Start of DATA FOR THIS TASK

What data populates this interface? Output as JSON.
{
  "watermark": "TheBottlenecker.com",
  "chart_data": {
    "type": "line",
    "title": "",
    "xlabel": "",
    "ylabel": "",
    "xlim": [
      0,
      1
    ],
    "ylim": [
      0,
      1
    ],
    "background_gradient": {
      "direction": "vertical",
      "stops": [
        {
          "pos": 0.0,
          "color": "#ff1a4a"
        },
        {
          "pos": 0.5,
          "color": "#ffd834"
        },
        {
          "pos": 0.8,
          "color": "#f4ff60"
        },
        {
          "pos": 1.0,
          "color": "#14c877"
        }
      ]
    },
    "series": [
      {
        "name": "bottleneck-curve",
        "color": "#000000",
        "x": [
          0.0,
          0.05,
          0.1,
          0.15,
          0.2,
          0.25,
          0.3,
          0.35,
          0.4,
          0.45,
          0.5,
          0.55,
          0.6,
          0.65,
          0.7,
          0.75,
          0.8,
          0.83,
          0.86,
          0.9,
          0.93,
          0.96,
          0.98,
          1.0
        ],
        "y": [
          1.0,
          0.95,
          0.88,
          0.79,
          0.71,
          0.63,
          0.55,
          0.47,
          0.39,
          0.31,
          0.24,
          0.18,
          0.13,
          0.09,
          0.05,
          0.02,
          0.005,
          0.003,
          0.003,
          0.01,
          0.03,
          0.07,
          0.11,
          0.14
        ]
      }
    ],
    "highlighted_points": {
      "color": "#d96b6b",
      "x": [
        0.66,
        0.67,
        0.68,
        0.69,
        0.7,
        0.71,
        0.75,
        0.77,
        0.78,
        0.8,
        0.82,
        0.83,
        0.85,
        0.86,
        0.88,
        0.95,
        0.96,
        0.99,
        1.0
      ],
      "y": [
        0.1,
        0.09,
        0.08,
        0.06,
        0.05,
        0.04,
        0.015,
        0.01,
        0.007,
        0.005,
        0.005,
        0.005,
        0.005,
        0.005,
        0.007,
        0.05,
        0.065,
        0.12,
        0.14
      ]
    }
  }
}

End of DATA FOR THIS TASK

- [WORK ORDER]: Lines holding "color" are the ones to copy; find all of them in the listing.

- [YOUR RESPONSE]:
          "color": "#ff1a4a"
          "color": "#ffd834"
          "color": "#f4ff60"
          "color": "#14c877"
        "color": "#000000",
      "color": "#d96b6b",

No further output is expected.